● Data

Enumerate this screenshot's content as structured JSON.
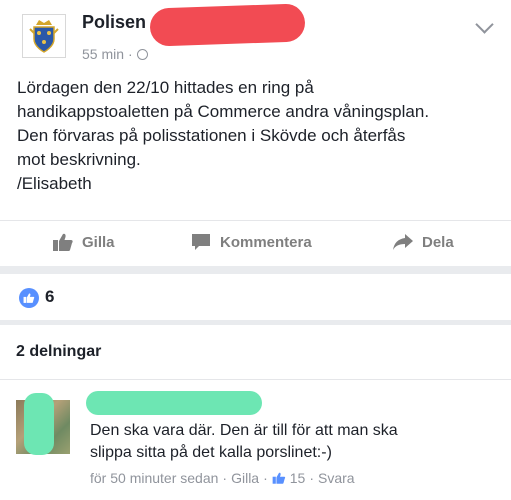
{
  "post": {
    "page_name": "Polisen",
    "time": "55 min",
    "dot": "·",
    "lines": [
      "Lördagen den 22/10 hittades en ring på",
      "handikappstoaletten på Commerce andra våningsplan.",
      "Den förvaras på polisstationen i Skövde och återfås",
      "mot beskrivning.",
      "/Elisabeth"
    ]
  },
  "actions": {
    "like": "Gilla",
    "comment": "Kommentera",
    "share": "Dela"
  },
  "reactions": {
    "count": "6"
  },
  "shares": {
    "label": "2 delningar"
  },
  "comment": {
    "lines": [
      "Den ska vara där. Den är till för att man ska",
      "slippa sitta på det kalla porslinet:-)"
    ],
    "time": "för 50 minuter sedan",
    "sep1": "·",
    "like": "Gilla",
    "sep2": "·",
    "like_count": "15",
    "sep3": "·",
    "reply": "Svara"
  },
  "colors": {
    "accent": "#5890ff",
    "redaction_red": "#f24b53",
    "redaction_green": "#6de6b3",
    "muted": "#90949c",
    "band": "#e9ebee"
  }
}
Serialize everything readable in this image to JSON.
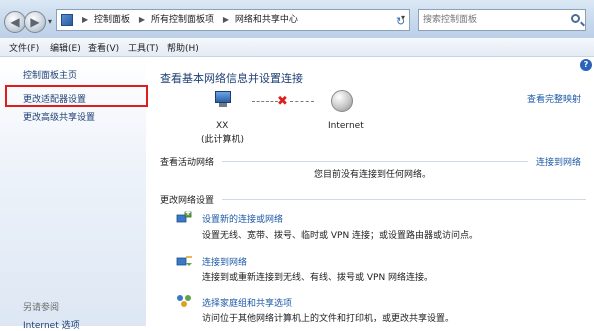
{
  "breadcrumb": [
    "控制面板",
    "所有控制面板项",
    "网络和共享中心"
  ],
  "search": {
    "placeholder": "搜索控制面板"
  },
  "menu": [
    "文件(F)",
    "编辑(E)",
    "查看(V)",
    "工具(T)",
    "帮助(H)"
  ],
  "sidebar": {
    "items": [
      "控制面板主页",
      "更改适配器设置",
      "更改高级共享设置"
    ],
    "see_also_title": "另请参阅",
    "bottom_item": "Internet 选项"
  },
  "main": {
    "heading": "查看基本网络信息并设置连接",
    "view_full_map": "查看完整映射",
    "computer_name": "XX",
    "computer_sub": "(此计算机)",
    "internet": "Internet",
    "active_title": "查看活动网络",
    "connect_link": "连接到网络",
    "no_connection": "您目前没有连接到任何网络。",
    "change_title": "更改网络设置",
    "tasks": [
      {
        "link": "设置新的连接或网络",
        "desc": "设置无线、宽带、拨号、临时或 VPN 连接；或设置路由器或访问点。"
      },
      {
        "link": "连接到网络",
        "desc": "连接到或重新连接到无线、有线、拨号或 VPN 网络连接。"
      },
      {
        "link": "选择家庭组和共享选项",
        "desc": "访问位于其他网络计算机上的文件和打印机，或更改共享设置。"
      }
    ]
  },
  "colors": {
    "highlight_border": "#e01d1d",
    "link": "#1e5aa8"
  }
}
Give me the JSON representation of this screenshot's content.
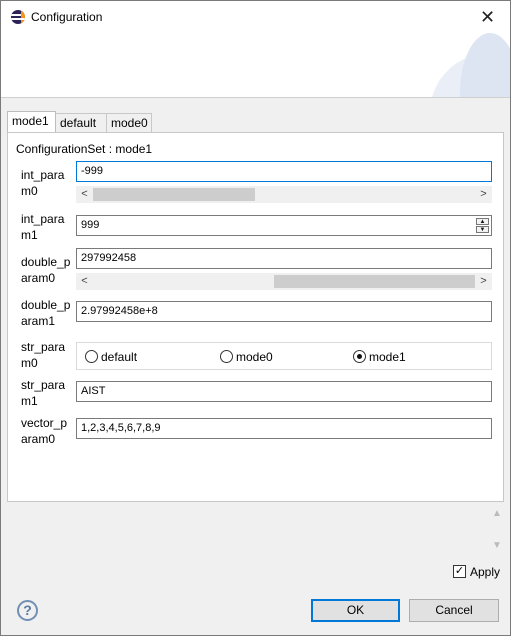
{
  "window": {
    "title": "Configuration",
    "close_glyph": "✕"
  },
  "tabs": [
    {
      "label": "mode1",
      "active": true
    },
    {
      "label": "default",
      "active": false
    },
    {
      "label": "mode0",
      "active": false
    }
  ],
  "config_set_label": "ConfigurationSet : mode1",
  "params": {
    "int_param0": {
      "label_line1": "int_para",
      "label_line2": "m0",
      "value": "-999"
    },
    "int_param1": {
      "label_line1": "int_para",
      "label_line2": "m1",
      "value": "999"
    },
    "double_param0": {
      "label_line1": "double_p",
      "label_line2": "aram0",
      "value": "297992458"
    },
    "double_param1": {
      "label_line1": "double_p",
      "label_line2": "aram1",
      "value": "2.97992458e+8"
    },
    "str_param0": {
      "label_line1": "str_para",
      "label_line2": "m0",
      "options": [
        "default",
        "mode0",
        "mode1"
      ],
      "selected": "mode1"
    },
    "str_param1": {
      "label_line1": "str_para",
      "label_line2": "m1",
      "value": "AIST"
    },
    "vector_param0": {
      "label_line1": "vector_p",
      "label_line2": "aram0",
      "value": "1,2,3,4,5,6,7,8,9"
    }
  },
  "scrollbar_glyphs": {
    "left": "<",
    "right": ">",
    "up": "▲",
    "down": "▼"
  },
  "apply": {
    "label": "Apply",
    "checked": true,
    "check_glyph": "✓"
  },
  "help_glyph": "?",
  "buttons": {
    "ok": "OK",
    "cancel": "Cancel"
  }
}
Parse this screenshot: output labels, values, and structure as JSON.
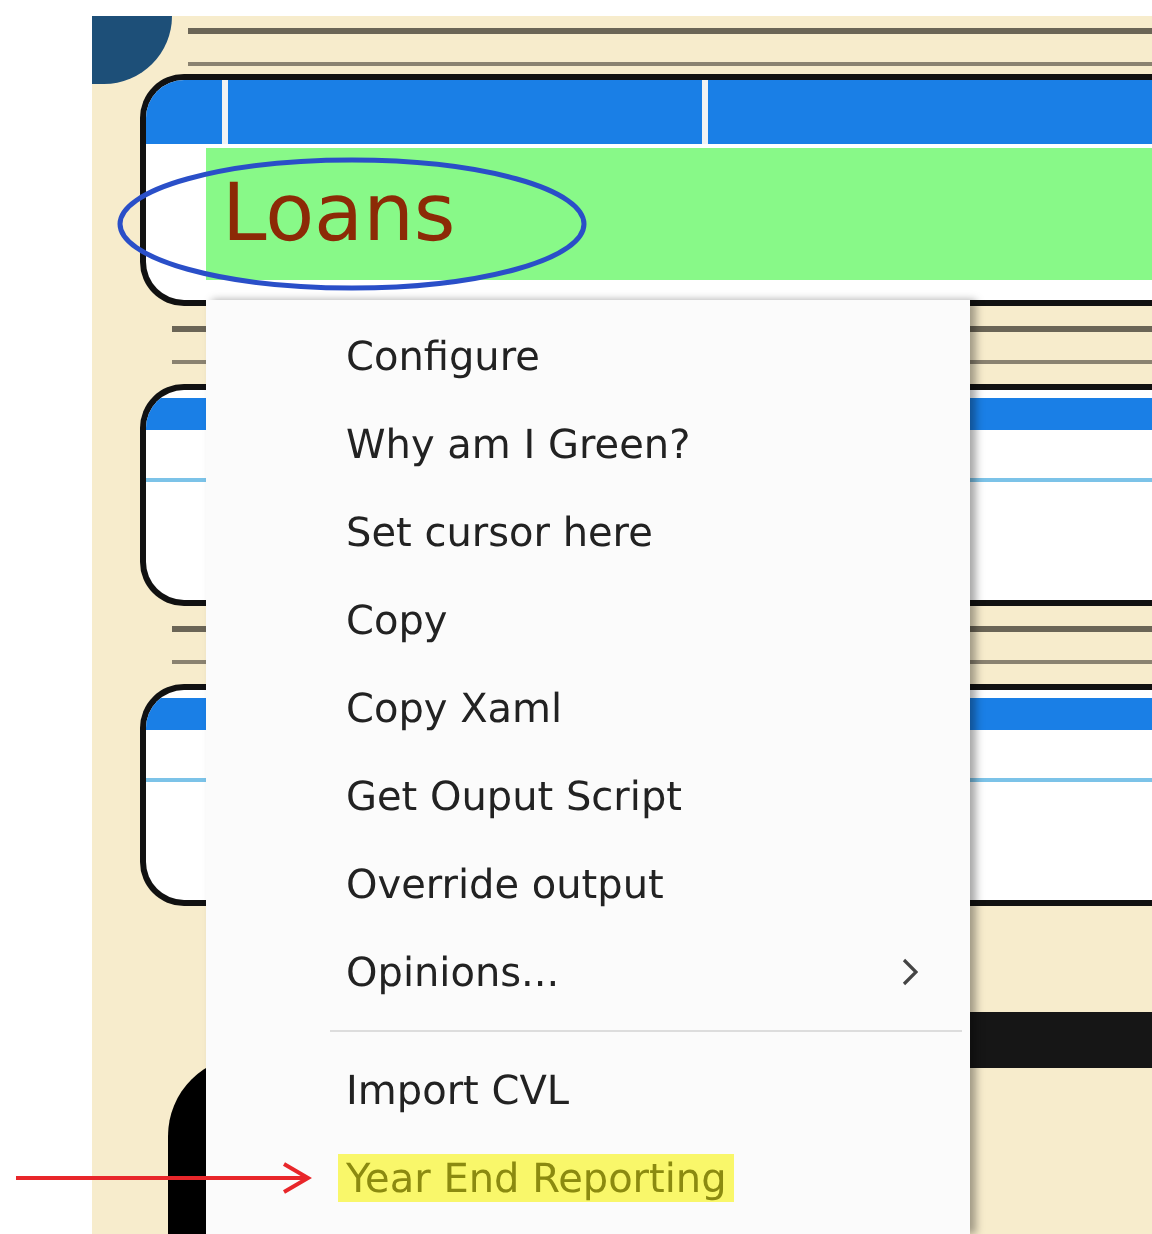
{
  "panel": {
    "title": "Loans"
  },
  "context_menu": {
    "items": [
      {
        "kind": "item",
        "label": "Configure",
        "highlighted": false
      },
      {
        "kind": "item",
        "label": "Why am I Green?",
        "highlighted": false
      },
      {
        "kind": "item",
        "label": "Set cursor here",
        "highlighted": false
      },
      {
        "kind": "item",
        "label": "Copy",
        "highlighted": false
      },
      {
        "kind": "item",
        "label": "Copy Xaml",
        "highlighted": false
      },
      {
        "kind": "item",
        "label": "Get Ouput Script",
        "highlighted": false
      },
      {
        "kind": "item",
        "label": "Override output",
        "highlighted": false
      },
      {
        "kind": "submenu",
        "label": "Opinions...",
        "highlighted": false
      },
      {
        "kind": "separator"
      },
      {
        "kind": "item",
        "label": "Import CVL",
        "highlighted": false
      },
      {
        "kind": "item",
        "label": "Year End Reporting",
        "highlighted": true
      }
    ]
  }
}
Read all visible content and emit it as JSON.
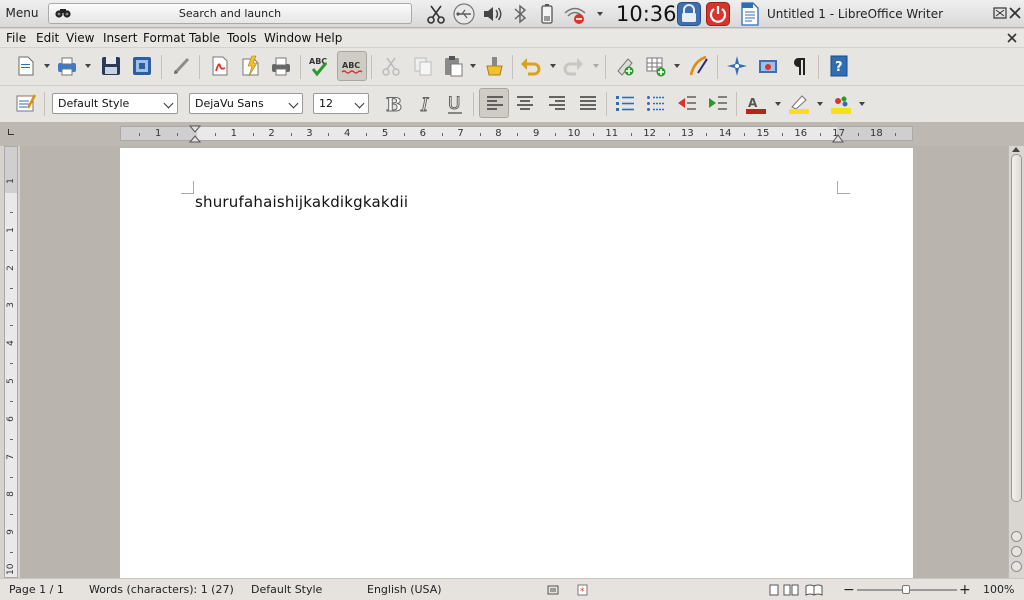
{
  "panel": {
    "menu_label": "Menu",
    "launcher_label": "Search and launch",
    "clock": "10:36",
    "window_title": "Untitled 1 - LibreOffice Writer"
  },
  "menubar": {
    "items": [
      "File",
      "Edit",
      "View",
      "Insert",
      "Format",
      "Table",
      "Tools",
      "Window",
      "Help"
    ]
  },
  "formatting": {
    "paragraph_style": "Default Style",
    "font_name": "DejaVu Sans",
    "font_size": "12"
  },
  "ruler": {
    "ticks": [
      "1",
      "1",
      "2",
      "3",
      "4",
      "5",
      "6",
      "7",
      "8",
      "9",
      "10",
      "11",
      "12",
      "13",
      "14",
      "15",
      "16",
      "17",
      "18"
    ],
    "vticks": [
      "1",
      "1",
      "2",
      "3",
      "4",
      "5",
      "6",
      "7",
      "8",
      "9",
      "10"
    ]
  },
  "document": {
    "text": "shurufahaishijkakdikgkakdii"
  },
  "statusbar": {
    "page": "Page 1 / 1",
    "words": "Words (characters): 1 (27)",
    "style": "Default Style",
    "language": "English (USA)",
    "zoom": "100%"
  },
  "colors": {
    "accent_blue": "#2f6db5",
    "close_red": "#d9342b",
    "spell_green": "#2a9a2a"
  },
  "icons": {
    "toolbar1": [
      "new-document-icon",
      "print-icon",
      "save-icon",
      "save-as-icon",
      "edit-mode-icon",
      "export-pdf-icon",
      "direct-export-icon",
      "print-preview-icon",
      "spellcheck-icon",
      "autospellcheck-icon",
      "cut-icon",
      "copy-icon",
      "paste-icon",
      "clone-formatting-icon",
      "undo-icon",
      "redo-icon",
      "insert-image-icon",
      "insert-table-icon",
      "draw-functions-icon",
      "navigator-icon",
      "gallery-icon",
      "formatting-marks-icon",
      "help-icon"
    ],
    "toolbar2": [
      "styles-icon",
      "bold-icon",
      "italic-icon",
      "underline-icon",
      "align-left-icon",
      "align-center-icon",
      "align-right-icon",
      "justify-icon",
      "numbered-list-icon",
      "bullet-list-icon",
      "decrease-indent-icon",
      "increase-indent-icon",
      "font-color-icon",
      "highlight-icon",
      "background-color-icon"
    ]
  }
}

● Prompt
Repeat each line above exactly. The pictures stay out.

● Answer box
Enumerate this screenshot's content as structured JSON.
{
  "post": {
    "page_name": "Polisen",
    "time": "55 min",
    "dot": "·",
    "lines": [
      "Lördagen den 22/10 hittades en ring på",
      "handikappstoaletten på Commerce andra våningsplan.",
      "Den förvaras på polisstationen i Skövde och återfås",
      "mot beskrivning.",
      "/Elisabeth"
    ]
  },
  "actions": {
    "like": "Gilla",
    "comment": "Kommentera",
    "share": "Dela"
  },
  "reactions": {
    "count": "6"
  },
  "shares": {
    "label": "2 delningar"
  },
  "comment": {
    "lines": [
      "Den ska vara där. Den är till för att man ska",
      "slippa sitta på det kalla porslinet:-)"
    ],
    "time": "för 50 minuter sedan",
    "sep1": "·",
    "like": "Gilla",
    "sep2": "·",
    "like_count": "15",
    "sep3": "·",
    "reply": "Svara"
  },
  "colors": {
    "accent": "#5890ff",
    "redaction_red": "#f24b53",
    "redaction_green": "#6de6b3",
    "muted": "#90949c",
    "band": "#e9ebee"
  }
}
Serialize everything readable in this image to JSON.
{
  "breadcrumb": [
    "控制面板",
    "所有控制面板项",
    "网络和共享中心"
  ],
  "search": {
    "placeholder": "搜索控制面板"
  },
  "menu": [
    "文件(F)",
    "编辑(E)",
    "查看(V)",
    "工具(T)",
    "帮助(H)"
  ],
  "sidebar": {
    "items": [
      "控制面板主页",
      "更改适配器设置",
      "更改高级共享设置"
    ],
    "see_also_title": "另请参阅",
    "bottom_item": "Internet 选项"
  },
  "main": {
    "heading": "查看基本网络信息并设置连接",
    "view_full_map": "查看完整映射",
    "computer_name": "XX",
    "computer_sub": "(此计算机)",
    "internet": "Internet",
    "active_title": "查看活动网络",
    "connect_link": "连接到网络",
    "no_connection": "您目前没有连接到任何网络。",
    "change_title": "更改网络设置",
    "tasks": [
      {
        "link": "设置新的连接或网络",
        "desc": "设置无线、宽带、拨号、临时或 VPN 连接；或设置路由器或访问点。"
      },
      {
        "link": "连接到网络",
        "desc": "连接到或重新连接到无线、有线、拨号或 VPN 网络连接。"
      },
      {
        "link": "选择家庭组和共享选项",
        "desc": "访问位于其他网络计算机上的文件和打印机，或更改共享设置。"
      }
    ]
  },
  "colors": {
    "highlight_border": "#e01d1d",
    "link": "#1e5aa8"
  }
}
Give me the JSON representation of this screenshot's content.
{
  "window": {
    "title": "Configuration",
    "close_glyph": "✕"
  },
  "tabs": [
    {
      "label": "mode1",
      "active": true
    },
    {
      "label": "default",
      "active": false
    },
    {
      "label": "mode0",
      "active": false
    }
  ],
  "config_set_label": "ConfigurationSet : mode1",
  "params": {
    "int_param0": {
      "label_line1": "int_para",
      "label_line2": "m0",
      "value": "-999"
    },
    "int_param1": {
      "label_line1": "int_para",
      "label_line2": "m1",
      "value": "999"
    },
    "double_param0": {
      "label_line1": "double_p",
      "label_line2": "aram0",
      "value": "297992458"
    },
    "double_param1": {
      "label_line1": "double_p",
      "label_line2": "aram1",
      "value": "2.97992458e+8"
    },
    "str_param0": {
      "label_line1": "str_para",
      "label_line2": "m0",
      "options": [
        "default",
        "mode0",
        "mode1"
      ],
      "selected": "mode1"
    },
    "str_param1": {
      "label_line1": "str_para",
      "label_line2": "m1",
      "value": "AIST"
    },
    "vector_param0": {
      "label_line1": "vector_p",
      "label_line2": "aram0",
      "value": "1,2,3,4,5,6,7,8,9"
    }
  },
  "scrollbar_glyphs": {
    "left": "<",
    "right": ">",
    "up": "▲",
    "down": "▼"
  },
  "apply": {
    "label": "Apply",
    "checked": true,
    "check_glyph": "✓"
  },
  "help_glyph": "?",
  "buttons": {
    "ok": "OK",
    "cancel": "Cancel"
  }
}
Parse this screenshot: output labels, values, and structure as JSON.
{
  "panel": {
    "title": "Loans"
  },
  "context_menu": {
    "items": [
      {
        "kind": "item",
        "label": "Configure",
        "highlighted": false
      },
      {
        "kind": "item",
        "label": "Why am I Green?",
        "highlighted": false
      },
      {
        "kind": "item",
        "label": "Set cursor here",
        "highlighted": false
      },
      {
        "kind": "item",
        "label": "Copy",
        "highlighted": false
      },
      {
        "kind": "item",
        "label": "Copy Xaml",
        "highlighted": false
      },
      {
        "kind": "item",
        "label": "Get Ouput Script",
        "highlighted": false
      },
      {
        "kind": "item",
        "label": "Override output",
        "highlighted": false
      },
      {
        "kind": "submenu",
        "label": "Opinions...",
        "highlighted": false
      },
      {
        "kind": "separator"
      },
      {
        "kind": "item",
        "label": "Import CVL",
        "highlighted": false
      },
      {
        "kind": "item",
        "label": "Year End Reporting",
        "highlighted": true
      }
    ]
  }
}
Read all visible content and emit it as JSON.
{
  "panel": {
    "menu_label": "Menu",
    "launcher_label": "Search and launch",
    "clock": "10:36",
    "window_title": "Untitled 1 - LibreOffice Writer"
  },
  "menubar": {
    "items": [
      "File",
      "Edit",
      "View",
      "Insert",
      "Format",
      "Table",
      "Tools",
      "Window",
      "Help"
    ]
  },
  "formatting": {
    "paragraph_style": "Default Style",
    "font_name": "DejaVu Sans",
    "font_size": "12"
  },
  "ruler": {
    "ticks": [
      "1",
      "1",
      "2",
      "3",
      "4",
      "5",
      "6",
      "7",
      "8",
      "9",
      "10",
      "11",
      "12",
      "13",
      "14",
      "15",
      "16",
      "17",
      "18"
    ],
    "vticks": [
      "1",
      "1",
      "2",
      "3",
      "4",
      "5",
      "6",
      "7",
      "8",
      "9",
      "10"
    ]
  },
  "document": {
    "text": "shurufahaishijkakdikgkakdii"
  },
  "statusbar": {
    "page": "Page 1 / 1",
    "words": "Words (characters): 1 (27)",
    "style": "Default Style",
    "language": "English (USA)",
    "zoom": "100%"
  },
  "colors": {
    "accent_blue": "#2f6db5",
    "close_red": "#d9342b",
    "spell_green": "#2a9a2a"
  },
  "icons": {
    "toolbar1": [
      "new-document-icon",
      "print-icon",
      "save-icon",
      "save-as-icon",
      "edit-mode-icon",
      "export-pdf-icon",
      "direct-export-icon",
      "print-preview-icon",
      "spellcheck-icon",
      "autospellcheck-icon",
      "cut-icon",
      "copy-icon",
      "paste-icon",
      "clone-formatting-icon",
      "undo-icon",
      "redo-icon",
      "insert-image-icon",
      "insert-table-icon",
      "draw-functions-icon",
      "navigator-icon",
      "gallery-icon",
      "formatting-marks-icon",
      "help-icon"
    ],
    "toolbar2": [
      "styles-icon",
      "bold-icon",
      "italic-icon",
      "underline-icon",
      "align-left-icon",
      "align-center-icon",
      "align-right-icon",
      "justify-icon",
      "numbered-list-icon",
      "bullet-list-icon",
      "decrease-indent-icon",
      "increase-indent-icon",
      "font-color-icon",
      "highlight-icon",
      "background-color-icon"
    ]
  }
}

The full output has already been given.